Stored data below:

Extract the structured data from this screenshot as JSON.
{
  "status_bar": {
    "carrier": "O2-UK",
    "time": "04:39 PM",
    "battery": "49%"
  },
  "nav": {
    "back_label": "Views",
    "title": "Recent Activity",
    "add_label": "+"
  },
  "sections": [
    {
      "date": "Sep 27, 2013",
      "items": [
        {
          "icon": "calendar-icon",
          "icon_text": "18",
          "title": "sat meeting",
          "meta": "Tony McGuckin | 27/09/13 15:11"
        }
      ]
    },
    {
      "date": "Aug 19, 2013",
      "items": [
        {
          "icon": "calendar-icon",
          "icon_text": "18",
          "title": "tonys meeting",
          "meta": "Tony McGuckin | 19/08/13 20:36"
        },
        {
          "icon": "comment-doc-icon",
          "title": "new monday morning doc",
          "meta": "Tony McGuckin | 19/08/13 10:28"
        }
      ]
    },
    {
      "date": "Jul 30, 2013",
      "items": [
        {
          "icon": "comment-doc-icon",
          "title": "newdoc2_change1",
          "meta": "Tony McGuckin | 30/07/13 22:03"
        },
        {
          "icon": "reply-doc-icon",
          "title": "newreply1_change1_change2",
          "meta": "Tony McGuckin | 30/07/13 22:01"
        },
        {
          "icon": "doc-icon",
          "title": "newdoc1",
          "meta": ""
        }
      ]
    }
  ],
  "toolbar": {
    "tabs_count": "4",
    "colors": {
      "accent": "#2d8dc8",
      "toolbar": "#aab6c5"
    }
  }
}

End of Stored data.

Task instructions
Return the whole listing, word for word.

Written answer
Extract the structured data from this screenshot as JSON.
{
  "status_bar": {
    "carrier": "O2-UK",
    "time": "04:39 PM",
    "battery": "49%"
  },
  "nav": {
    "back_label": "Views",
    "title": "Recent Activity",
    "add_label": "+"
  },
  "sections": [
    {
      "date": "Sep 27, 2013",
      "items": [
        {
          "icon": "calendar-icon",
          "icon_text": "18",
          "title": "sat meeting",
          "meta": "Tony McGuckin | 27/09/13 15:11"
        }
      ]
    },
    {
      "date": "Aug 19, 2013",
      "items": [
        {
          "icon": "calendar-icon",
          "icon_text": "18",
          "title": "tonys meeting",
          "meta": "Tony McGuckin | 19/08/13 20:36"
        },
        {
          "icon": "comment-doc-icon",
          "title": "new monday morning doc",
          "meta": "Tony McGuckin | 19/08/13 10:28"
        }
      ]
    },
    {
      "date": "Jul 30, 2013",
      "items": [
        {
          "icon": "comment-doc-icon",
          "title": "newdoc2_change1",
          "meta": "Tony McGuckin | 30/07/13 22:03"
        },
        {
          "icon": "reply-doc-icon",
          "title": "newreply1_change1_change2",
          "meta": "Tony McGuckin | 30/07/13 22:01"
        },
        {
          "icon": "doc-icon",
          "title": "newdoc1",
          "meta": ""
        }
      ]
    }
  ],
  "toolbar": {
    "tabs_count": "4",
    "colors": {
      "accent": "#2d8dc8",
      "toolbar": "#aab6c5"
    }
  }
}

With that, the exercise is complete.